Stored data entries:
◇ ◇ ◇ ◇ ◇ ◇ ◇
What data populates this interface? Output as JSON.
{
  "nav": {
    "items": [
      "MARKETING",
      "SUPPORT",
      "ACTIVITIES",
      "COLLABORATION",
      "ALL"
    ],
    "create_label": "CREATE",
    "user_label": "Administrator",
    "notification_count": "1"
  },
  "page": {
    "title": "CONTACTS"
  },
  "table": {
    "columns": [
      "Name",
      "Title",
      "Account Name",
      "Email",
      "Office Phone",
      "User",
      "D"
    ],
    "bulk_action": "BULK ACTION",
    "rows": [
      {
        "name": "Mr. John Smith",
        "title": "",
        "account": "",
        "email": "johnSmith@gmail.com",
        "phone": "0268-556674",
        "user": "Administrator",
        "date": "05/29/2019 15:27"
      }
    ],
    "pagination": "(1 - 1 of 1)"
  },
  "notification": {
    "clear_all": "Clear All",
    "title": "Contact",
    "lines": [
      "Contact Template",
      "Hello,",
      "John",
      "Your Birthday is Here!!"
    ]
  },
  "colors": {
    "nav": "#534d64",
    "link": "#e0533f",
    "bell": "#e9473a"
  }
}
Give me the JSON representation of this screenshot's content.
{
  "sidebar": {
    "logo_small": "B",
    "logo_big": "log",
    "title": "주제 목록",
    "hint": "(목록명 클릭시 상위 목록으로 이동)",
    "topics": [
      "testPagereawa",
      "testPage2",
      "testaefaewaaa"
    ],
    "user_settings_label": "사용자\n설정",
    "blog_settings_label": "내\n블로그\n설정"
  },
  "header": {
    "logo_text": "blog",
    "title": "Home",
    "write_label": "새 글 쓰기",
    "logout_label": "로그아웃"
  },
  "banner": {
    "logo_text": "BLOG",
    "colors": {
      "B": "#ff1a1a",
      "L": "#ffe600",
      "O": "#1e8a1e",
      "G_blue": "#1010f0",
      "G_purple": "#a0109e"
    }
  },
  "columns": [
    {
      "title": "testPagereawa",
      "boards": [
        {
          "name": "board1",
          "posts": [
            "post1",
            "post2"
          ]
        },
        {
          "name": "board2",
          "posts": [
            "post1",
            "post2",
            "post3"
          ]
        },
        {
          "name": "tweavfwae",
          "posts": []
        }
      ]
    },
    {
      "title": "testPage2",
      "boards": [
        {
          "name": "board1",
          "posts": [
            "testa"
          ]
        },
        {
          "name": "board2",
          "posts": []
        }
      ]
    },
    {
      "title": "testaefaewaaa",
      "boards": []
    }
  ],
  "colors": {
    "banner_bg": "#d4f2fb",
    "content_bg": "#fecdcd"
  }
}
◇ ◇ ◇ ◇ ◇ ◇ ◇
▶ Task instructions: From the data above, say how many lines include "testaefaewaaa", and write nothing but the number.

▶ Exercise output: 2